But why now? Employees say their companies have grown so big that workers weren’t aware of the extent of their employers’ government contracts.
The shift caught companies accustomed to controlling the narrative flat-footed. They scrambled to downplay blog posts from sales teams just months earlier crowing about contracts with government agencies that are now in the spotlight for harsh treatment of immigrants or invading people’s privacy.
But Stephanie Parker, a policy specialist at YouTube, says the changes have been building. “From the outside, it looks like there’s been an 180-degree change from last month to this month,” she says. In reality, she says, the 2016 election and internal disputes over diversity at Google have awakened employees to “the connections between the technology we’re building, issues in the workplace, and what impact that has had on our communities and on our world.”
One reason for the unrest is that the projects involved have very real consequences, says Erica Joy Baker, a former Google engineer and well-known activist within the industry who’s now an engineering manager at Patreon. “Now we’re talking about life and death decisions for a lot of folks,” Baker says. “I’m pretty sure that no one who took a job at Google thought, ‘I’m going to work for a defense contractor.’ Lockheed Martin is down the road, they could have gone to work there.”

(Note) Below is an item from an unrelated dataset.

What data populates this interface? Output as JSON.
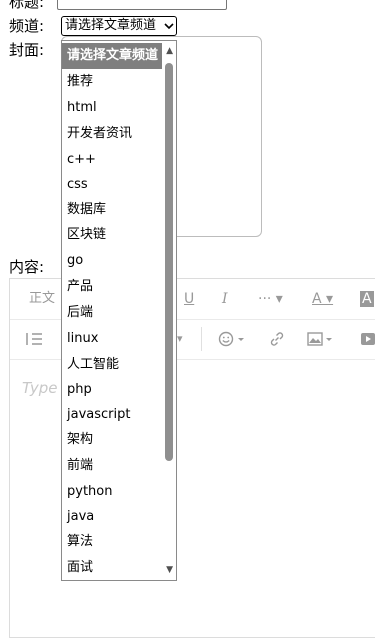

The disputed projects span a range, from building facial-recognition technology that could be deployed on unsuspecting people in public to providing computer services that a few years ago would have been run on a machine inside the Pentagon.

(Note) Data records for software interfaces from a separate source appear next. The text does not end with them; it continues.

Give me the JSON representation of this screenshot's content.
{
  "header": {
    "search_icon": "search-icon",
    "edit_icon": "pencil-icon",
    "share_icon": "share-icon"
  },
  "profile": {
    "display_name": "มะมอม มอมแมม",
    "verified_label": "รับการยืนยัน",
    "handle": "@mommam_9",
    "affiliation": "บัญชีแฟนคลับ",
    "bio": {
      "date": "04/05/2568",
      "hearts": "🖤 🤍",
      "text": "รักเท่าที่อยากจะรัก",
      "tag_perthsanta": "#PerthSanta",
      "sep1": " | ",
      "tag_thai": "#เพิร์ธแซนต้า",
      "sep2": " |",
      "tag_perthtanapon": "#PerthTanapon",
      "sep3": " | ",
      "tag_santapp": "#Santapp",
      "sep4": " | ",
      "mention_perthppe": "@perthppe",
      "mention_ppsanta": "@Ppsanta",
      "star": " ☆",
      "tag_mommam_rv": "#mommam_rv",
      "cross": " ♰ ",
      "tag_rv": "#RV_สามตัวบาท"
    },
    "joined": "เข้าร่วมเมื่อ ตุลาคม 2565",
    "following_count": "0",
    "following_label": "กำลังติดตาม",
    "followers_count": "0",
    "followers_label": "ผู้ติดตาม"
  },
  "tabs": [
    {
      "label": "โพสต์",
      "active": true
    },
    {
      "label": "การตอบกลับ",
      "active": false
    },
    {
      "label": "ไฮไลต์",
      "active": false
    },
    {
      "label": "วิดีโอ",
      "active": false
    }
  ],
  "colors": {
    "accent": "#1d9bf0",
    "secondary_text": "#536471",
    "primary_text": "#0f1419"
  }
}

Moreover, in each case, there may be ethical considerations on the other side. Matt Zeiler, CEO of Clarifai, an artificial-intelligence company also working on Project Maven, said in a recent blog post that deploying the technology could save lives. Microsoft policy managers told employees in an internal online discussion that the company was in contact with immigration advocacy groups, who said canceling Microsoft’s contract could harm kids and families.
Still, some workers see a common thread through projects with the Pentagon, the immigration services, and the more tenuous connection between the software company Palantir, which works with ICE and uses Amazon’s AWS service. “This is not a hair we can split and say ‘actually we didn’t built the jails, we just allowed them to more quickly itemize the invoices for the jails,’” says the senior Google employee involved in the effort to shut down Maven. “This is an ethical question and it’s a question lot of people are asking.”
For now, the movement’s message is not a finely drawn policy position on what kind of government work is acceptable but rather a plea for transparency and a seat at the table, so that employees have a say in where such technology is used.
Some tech workers involved in the protests invoke IBM’s work for Nazi Germany in the years leading up to World War II. Edwin Black, author of IBM and the Holocaust, says the current wave of dissidents is atypical for the tech industry. “You wouldn’t have even asked me this question a year ago. Now we have to ask, is it a political revolt, or is a revolt of consciousness about the capabilities of the technologies being implemented?” In a statement, an IBM spokesperson said, “As with other foreign-owned companies that did business in Germany at that time, IBM’s German operations came under the control of Nazi authorities prior to and during World War II.”
Employees are aware this will be a long slog and have been skeptical of the lawyered-up, press-friendly but vague responses. In Google’s new AI principles, Pichai said the company will not pursue “technologies whose purpose contravenes widely accepted principles of international law and human rights,” according to the blog post. “Who says that?” another Google employee involved in the Maven protest asked WIRED. “Either you support human rights or you don’t.”